▶ Website and app data records:
Start of Block
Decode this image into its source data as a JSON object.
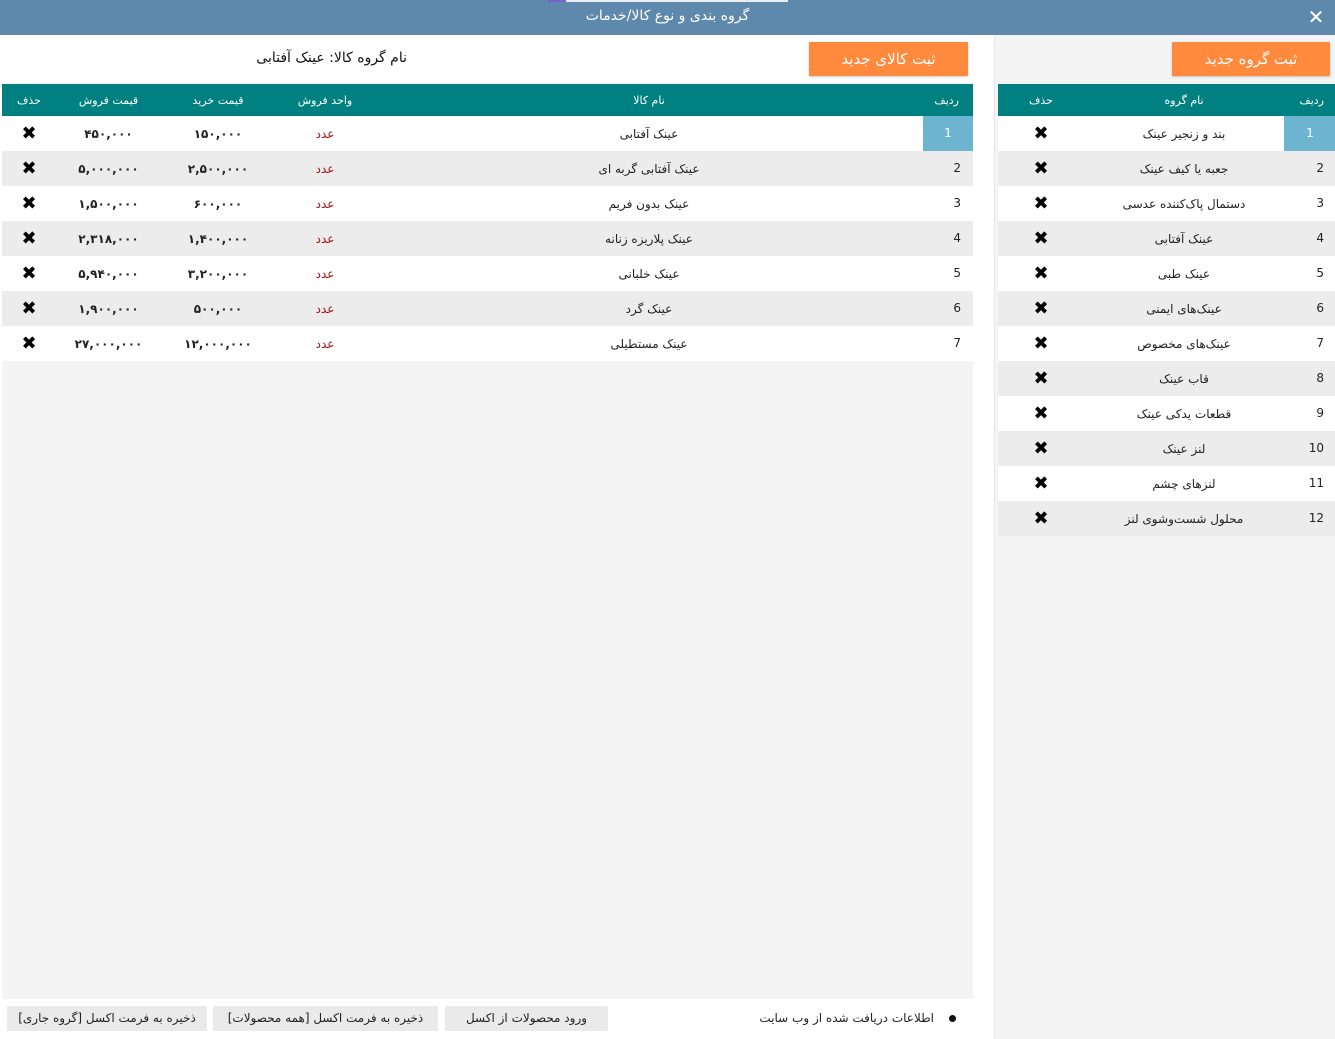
{
  "window": {
    "title": "گروه بندی و نوع کالا/خدمات",
    "close_glyph": "✕"
  },
  "groups": {
    "new_button": "ثبت گروه جدید",
    "headers": {
      "row": "ردیف",
      "name": "نام گروه",
      "delete": "حذف"
    },
    "rows": [
      {
        "num": "1",
        "name": "بند و زنجیر عینک"
      },
      {
        "num": "2",
        "name": "جعبه یا کیف عینک"
      },
      {
        "num": "3",
        "name": "دستمال پاک‌کننده عدسی"
      },
      {
        "num": "4",
        "name": "عینک آفتابی"
      },
      {
        "num": "5",
        "name": "عینک طبی"
      },
      {
        "num": "6",
        "name": "عینک‌های ایمنی"
      },
      {
        "num": "7",
        "name": "عینک‌های مخصوص"
      },
      {
        "num": "8",
        "name": "قاب عینک"
      },
      {
        "num": "9",
        "name": "قطعات یدکی عینک"
      },
      {
        "num": "10",
        "name": "لنز عینک"
      },
      {
        "num": "11",
        "name": "لنزهای چشم"
      },
      {
        "num": "12",
        "name": "محلول شست‌وشوی لنز"
      }
    ],
    "selected_index": 0
  },
  "products": {
    "new_button": "ثبت کالای جدید",
    "group_label": "نام گروه کالا: عینک آفتابی",
    "headers": {
      "row": "ردیف",
      "name": "نام کالا",
      "unit": "واحد فروش",
      "buy": "قیمت خرید",
      "sell": "قیمت فروش",
      "delete": "حذف"
    },
    "rows": [
      {
        "num": "1",
        "name": "عینک آفتابی",
        "unit": "عدد",
        "buy": "۱۵۰,۰۰۰",
        "sell": "۴۵۰,۰۰۰"
      },
      {
        "num": "2",
        "name": "عینک آفتابی گربه ای",
        "unit": "عدد",
        "buy": "۲,۵۰۰,۰۰۰",
        "sell": "۵,۰۰۰,۰۰۰"
      },
      {
        "num": "3",
        "name": "عینک بدون فریم",
        "unit": "عدد",
        "buy": "۶۰۰,۰۰۰",
        "sell": "۱,۵۰۰,۰۰۰"
      },
      {
        "num": "4",
        "name": "عینک پلاریزه زنانه",
        "unit": "عدد",
        "buy": "۱,۴۰۰,۰۰۰",
        "sell": "۲,۳۱۸,۰۰۰"
      },
      {
        "num": "5",
        "name": "عینک خلبانی",
        "unit": "عدد",
        "buy": "۳,۲۰۰,۰۰۰",
        "sell": "۵,۹۴۰,۰۰۰"
      },
      {
        "num": "6",
        "name": "عینک گرد",
        "unit": "عدد",
        "buy": "۵۰۰,۰۰۰",
        "sell": "۱,۹۰۰,۰۰۰"
      },
      {
        "num": "7",
        "name": "عینک مستطیلی",
        "unit": "عدد",
        "buy": "۱۲,۰۰۰,۰۰۰",
        "sell": "۲۷,۰۰۰,۰۰۰"
      }
    ],
    "selected_index": 0
  },
  "footer": {
    "info_text": "اطلاعات دریافت شده از وب سایت",
    "import_button": "ورود محصولات از اکسل",
    "export_all_button": "ذخیره به فرمت اکسل [همه محصولات]",
    "export_current_button": "ذخیره به فرمت اکسل [گروه جاری]"
  },
  "delete_glyph": "✖",
  "colors": {
    "titlebar": "#5f88ad",
    "header": "#008080",
    "orange": "#ff8a3d",
    "selected": "#6cb4d0",
    "unit": "#a01010"
  }
}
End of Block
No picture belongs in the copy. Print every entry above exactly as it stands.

▶ SOLUTION FOR THIS EXERCISE:
Decode this image into its source data as a JSON object.
{
  "window": {
    "title": "گروه بندی و نوع کالا/خدمات",
    "close_glyph": "✕"
  },
  "groups": {
    "new_button": "ثبت گروه جدید",
    "headers": {
      "row": "ردیف",
      "name": "نام گروه",
      "delete": "حذف"
    },
    "rows": [
      {
        "num": "1",
        "name": "بند و زنجیر عینک"
      },
      {
        "num": "2",
        "name": "جعبه یا کیف عینک"
      },
      {
        "num": "3",
        "name": "دستمال پاک‌کننده عدسی"
      },
      {
        "num": "4",
        "name": "عینک آفتابی"
      },
      {
        "num": "5",
        "name": "عینک طبی"
      },
      {
        "num": "6",
        "name": "عینک‌های ایمنی"
      },
      {
        "num": "7",
        "name": "عینک‌های مخصوص"
      },
      {
        "num": "8",
        "name": "قاب عینک"
      },
      {
        "num": "9",
        "name": "قطعات یدکی عینک"
      },
      {
        "num": "10",
        "name": "لنز عینک"
      },
      {
        "num": "11",
        "name": "لنزهای چشم"
      },
      {
        "num": "12",
        "name": "محلول شست‌وشوی لنز"
      }
    ],
    "selected_index": 0
  },
  "products": {
    "new_button": "ثبت کالای جدید",
    "group_label": "نام گروه کالا: عینک آفتابی",
    "headers": {
      "row": "ردیف",
      "name": "نام کالا",
      "unit": "واحد فروش",
      "buy": "قیمت خرید",
      "sell": "قیمت فروش",
      "delete": "حذف"
    },
    "rows": [
      {
        "num": "1",
        "name": "عینک آفتابی",
        "unit": "عدد",
        "buy": "۱۵۰,۰۰۰",
        "sell": "۴۵۰,۰۰۰"
      },
      {
        "num": "2",
        "name": "عینک آفتابی گربه ای",
        "unit": "عدد",
        "buy": "۲,۵۰۰,۰۰۰",
        "sell": "۵,۰۰۰,۰۰۰"
      },
      {
        "num": "3",
        "name": "عینک بدون فریم",
        "unit": "عدد",
        "buy": "۶۰۰,۰۰۰",
        "sell": "۱,۵۰۰,۰۰۰"
      },
      {
        "num": "4",
        "name": "عینک پلاریزه زنانه",
        "unit": "عدد",
        "buy": "۱,۴۰۰,۰۰۰",
        "sell": "۲,۳۱۸,۰۰۰"
      },
      {
        "num": "5",
        "name": "عینک خلبانی",
        "unit": "عدد",
        "buy": "۳,۲۰۰,۰۰۰",
        "sell": "۵,۹۴۰,۰۰۰"
      },
      {
        "num": "6",
        "name": "عینک گرد",
        "unit": "عدد",
        "buy": "۵۰۰,۰۰۰",
        "sell": "۱,۹۰۰,۰۰۰"
      },
      {
        "num": "7",
        "name": "عینک مستطیلی",
        "unit": "عدد",
        "buy": "۱۲,۰۰۰,۰۰۰",
        "sell": "۲۷,۰۰۰,۰۰۰"
      }
    ],
    "selected_index": 0
  },
  "footer": {
    "info_text": "اطلاعات دریافت شده از وب سایت",
    "import_button": "ورود محصولات از اکسل",
    "export_all_button": "ذخیره به فرمت اکسل [همه محصولات]",
    "export_current_button": "ذخیره به فرمت اکسل [گروه جاری]"
  },
  "delete_glyph": "✖",
  "colors": {
    "titlebar": "#5f88ad",
    "header": "#008080",
    "orange": "#ff8a3d",
    "selected": "#6cb4d0",
    "unit": "#a01010"
  }
}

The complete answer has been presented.